Tuesday, January 24, 2012
1. Gain Tranquility
“The Solid is the root of the light;
The Quiescent is the master of the Hasty."
These are the words of the Taoist philosopher Lao Tzu in the famous Tao Te Ching. Tai Chi also emphasizes slowing down to stay relaxed. When you practice Tai Chi at a slower speed, you will defeat haste and gain quiescence, or tranquility at rest.
2. Become More Relaxed
If you move too quickly through the sets, you don’t know if you are relaxed or not because you don’t stay in each movement long enough. It’s easier to achieve relaxation when you slow down your movements.
3. Improve Stretching
You can stretch better and really open your joints when you move slower.
4. Challenge Yourself
You are challenging yourself when you go through each movement slower. For example, it’s easier to do a quick kick, but it’s harder to raise a leg slowly into the air and then slowly put it down.
5. Exercise Longer
You will exercise longer when you move slower.

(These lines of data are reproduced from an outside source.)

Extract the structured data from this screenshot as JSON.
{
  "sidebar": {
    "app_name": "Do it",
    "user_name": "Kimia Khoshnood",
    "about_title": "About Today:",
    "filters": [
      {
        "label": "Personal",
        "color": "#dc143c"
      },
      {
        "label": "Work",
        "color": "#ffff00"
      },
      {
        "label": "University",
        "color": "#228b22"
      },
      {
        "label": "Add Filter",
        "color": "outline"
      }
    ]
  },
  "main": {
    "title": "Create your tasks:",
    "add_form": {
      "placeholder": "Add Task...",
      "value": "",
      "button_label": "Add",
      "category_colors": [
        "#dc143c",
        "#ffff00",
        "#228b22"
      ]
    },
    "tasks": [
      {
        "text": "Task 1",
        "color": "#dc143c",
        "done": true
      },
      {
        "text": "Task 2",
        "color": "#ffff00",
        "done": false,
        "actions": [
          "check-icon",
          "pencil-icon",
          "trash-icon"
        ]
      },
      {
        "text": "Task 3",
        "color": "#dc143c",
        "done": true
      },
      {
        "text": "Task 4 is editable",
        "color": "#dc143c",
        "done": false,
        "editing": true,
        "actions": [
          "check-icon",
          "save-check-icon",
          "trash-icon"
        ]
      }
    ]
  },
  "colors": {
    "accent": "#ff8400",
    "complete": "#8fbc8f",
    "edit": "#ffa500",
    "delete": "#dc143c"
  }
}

When you do movements faster, it’s easier to get tired. For example, if you run fast, you will get tired more quickly. Jogging slower will allow you to keep going longer. Exercising longer also means you can build more strength and endurance. That’s why Tai Chi is especially good for the elderly.
6. Reduce the Chance of Injury
Beginners often complain about hurting their knees when they do Tai Chi. Usually this situation happens because they move their knees over their toes when they form a bow stance (which means they have the wrong stance). If you are moving too fast, it’s easier to let your knee move over too far. But if you move slowly, you will move more carefully, and will be able to notice and readjust your position so as not to hurt yourself.
7. Fully Accomplish Each Movement
When people move quickly, they often don’t pay attention to details and sometimes don’t even complete the move. When you do it slowly, it will help you complete each individual move rather than hurrying to go to the next move.
8. Better Understand Yin & Yang
When Tai Chi master Yang Yu Ting was teaching students Tai Chi, he required them to pay attention to their relaxation, softness, roundness, and speed, and asked them to do it slower. He thought that slow speed would help students better experience and understand the changes of yin and yang, often understood as empty and solid the complimentary energies that work together to create balance.
If you like this article, you might want check out:
8 Benefits of Practicing Tai Chi in Slow Speed
Copyright Huan's Tai Chi 2012